"I think this is very exciting because the surgery not only can stop the seizures following the operation, but it can stop them for the long term," says Gregory Cascino, M.D., Mayo Clinic neurologist and study investigator.
Aaron Cohen, M.D., lead study investigator, agrees. "This shows us seizure surgery is durable -- it remains effective and safe over time." Dr. Cohen is a former Mayo Clinic neurosurgical resident who is now a neurosurgical fellow at University of Arkansas for Medical Sciences.
Epilepsy affects 3 million Americans. Thirty to 40 percent have intractable epilepsy: medications alone do not control the seizures, and the seizures have a disabling effect on quality of life.
"All other forms of treatment, specifically maximum anticonvulsant treatment, have failed for these patients," says Fredric Meyer, M.D., chair of Mayo Clinic Department of Neurologic Surgery and study investigator. "Often these patients are on two to three anticonvulsants and are still suffering from intractable epilepsy prior to surgery."
To conduct this study, the researchers analyzed the cases of 399 consecutive patients who underwent epilepsy surgery to remove the focal region of their disease in the brain at Mayo Clinic in Rochester, Minn., between 1988 and 1996. There were 214 females and 185 males, and the average age at surgery was 30.
Prior to surgery, quality of life is poor for these patients, the Mayo Clinic researchers explain.
"These patients typically can't drive or use dangerous machinery, have difficulties with work or can't work at all, or can't complete their education," says Dr. Cascino. "They usually would have several seizures per month and may be prone to having spells with loss of consciousness. They can injure themselves from seizures, drown or have sudden unexpected death due to epilepsy."
Quality of life typically improves dramatically after surgery, says Dr. Meyer. "If these patients have improved seizure control after surgery, which most of them do, then there is an incredible paradigm shift toward a better quality of life," he says. "These patients break out from the stigmata of epilepsy and find employment, often drive, and lead a productive life."
Risk with epilepsy surgery is relatively low: 4 percent of patients studied had medical problems due to anesthesia or other neurological complications during surgery. Risk varies by seizure type, where the seizure focal region is located, and other factors, according to Dr. Meyer.

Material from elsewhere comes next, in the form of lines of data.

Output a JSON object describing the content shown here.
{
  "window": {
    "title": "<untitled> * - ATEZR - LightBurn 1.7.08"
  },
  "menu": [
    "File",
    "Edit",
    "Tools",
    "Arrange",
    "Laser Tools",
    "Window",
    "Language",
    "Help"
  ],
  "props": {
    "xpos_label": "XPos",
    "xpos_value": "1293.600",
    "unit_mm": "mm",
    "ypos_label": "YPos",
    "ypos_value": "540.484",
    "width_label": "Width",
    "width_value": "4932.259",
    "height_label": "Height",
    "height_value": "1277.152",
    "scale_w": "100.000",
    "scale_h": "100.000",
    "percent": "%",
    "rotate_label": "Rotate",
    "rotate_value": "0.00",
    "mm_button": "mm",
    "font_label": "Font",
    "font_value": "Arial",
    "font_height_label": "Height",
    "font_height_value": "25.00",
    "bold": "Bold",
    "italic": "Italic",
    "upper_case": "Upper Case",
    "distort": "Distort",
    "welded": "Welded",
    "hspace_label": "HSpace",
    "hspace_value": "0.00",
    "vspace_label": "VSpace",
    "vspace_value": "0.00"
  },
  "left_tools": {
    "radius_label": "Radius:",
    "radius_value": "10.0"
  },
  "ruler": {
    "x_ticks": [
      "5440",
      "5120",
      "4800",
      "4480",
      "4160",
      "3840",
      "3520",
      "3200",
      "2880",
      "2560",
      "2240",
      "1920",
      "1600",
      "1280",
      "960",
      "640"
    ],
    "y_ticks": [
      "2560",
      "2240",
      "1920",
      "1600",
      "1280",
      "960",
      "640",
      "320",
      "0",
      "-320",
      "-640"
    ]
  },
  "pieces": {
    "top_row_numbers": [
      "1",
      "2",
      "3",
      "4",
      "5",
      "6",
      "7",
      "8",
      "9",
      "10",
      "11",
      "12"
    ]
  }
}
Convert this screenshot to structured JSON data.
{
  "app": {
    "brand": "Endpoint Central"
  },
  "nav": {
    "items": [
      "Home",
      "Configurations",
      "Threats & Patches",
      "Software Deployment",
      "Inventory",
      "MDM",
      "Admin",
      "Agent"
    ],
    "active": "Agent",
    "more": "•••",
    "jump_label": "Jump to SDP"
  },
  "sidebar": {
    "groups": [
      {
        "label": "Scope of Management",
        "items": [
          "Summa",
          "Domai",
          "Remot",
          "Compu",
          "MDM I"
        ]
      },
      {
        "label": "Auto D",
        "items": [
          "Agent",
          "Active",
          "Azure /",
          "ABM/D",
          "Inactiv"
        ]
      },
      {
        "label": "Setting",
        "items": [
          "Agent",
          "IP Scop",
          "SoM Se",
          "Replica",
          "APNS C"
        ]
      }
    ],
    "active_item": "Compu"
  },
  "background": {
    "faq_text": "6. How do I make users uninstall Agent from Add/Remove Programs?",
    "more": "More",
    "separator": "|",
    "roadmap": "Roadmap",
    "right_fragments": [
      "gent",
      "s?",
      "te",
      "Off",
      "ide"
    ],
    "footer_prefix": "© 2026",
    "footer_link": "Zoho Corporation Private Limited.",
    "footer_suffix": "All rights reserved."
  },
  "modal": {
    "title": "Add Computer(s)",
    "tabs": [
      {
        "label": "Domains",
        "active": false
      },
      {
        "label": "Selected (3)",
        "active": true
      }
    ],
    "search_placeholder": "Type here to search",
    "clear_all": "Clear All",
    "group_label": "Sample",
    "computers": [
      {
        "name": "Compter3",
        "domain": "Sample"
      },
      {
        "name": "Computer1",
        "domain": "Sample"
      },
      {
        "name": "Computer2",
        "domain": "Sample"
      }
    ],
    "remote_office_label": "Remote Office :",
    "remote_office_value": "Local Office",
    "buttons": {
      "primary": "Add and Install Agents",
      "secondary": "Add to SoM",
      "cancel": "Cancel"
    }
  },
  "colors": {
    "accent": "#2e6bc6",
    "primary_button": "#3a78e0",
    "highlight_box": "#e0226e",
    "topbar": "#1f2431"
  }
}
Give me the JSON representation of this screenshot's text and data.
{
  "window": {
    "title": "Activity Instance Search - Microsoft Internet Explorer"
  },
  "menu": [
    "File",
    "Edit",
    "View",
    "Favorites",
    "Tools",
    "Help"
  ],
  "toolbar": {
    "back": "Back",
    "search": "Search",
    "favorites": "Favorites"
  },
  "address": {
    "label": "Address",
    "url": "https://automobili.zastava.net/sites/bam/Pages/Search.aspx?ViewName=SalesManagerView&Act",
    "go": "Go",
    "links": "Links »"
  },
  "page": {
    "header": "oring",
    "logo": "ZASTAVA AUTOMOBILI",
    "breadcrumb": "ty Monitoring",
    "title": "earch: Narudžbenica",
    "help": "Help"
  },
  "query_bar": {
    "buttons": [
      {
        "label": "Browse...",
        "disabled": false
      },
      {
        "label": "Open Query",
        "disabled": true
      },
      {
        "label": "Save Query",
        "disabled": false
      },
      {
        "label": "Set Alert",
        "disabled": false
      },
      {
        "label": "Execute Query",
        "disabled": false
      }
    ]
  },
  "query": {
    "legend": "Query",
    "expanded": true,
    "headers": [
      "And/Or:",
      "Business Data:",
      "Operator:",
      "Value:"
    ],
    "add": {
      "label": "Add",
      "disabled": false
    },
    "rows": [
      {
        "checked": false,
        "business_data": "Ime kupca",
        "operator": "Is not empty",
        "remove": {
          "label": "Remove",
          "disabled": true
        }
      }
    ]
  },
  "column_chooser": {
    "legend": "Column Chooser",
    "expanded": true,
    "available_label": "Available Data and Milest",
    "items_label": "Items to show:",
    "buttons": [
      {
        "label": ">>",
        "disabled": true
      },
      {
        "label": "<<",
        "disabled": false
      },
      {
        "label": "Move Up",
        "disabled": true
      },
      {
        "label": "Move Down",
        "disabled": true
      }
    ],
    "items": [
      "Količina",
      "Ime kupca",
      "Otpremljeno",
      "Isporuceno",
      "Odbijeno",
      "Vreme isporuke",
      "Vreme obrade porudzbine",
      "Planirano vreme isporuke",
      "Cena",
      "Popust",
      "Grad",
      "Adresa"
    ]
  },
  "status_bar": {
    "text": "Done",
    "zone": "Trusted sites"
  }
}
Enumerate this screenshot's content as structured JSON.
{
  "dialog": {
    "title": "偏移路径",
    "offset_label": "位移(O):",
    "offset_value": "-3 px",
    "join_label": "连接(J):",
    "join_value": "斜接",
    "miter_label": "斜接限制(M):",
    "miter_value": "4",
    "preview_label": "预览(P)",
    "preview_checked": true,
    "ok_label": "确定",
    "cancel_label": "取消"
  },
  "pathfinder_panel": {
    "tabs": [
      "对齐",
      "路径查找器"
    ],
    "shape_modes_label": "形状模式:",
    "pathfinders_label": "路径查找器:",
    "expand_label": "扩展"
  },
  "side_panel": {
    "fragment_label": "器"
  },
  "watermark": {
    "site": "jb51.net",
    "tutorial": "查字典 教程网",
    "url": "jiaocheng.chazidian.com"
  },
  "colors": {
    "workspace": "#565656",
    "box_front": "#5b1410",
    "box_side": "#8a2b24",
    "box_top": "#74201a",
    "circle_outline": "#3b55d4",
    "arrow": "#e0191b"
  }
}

Though epilepsy surgery is not risk free, Dr. Cascino notes that patients with intractable epilepsy are continually at risk already before surgery due to their disease. "This is a big operation for a big medical problem," he says. "These patients are medically, physically and socially affected by their disease."
Dr. Cascino says that it is cost-effective for society when surgery can stop a patient's seizures, due to the significant number of epilepsy patients who are unemployed or underemployed because of their seizures.
An appropriate candidate for epilepsy surgery is in good health, with the exception of epilepsy; is not responding to seizure medications; the region of the brain affected by the disease can be pinpointed; and the affected region of the brain can be safely extracted without damaging the surrounding area. Though 30 percent to 40 percent of epileptics might be candidates, the surgery is underutilized, according to Dr. Cascino. He says the surgery is available at medical centers designated level IV comprehensive epilepsy centers by the National Association of Epilepsy Centers (http://www.naecepilepsy.org). For those who are not surgical candidates, other treatment options are available, says Dr. Cascino.
"Patients suffering from epilepsy should seek an evaluation at an epilepsy center and not give up hope," says Dr. Meyer. "There may be very excellent options to help them."
Last reviewed: By John M. Grohol, Psy.D. on 21 Feb 2009
Published on PsychCentral.com. All rights reserved.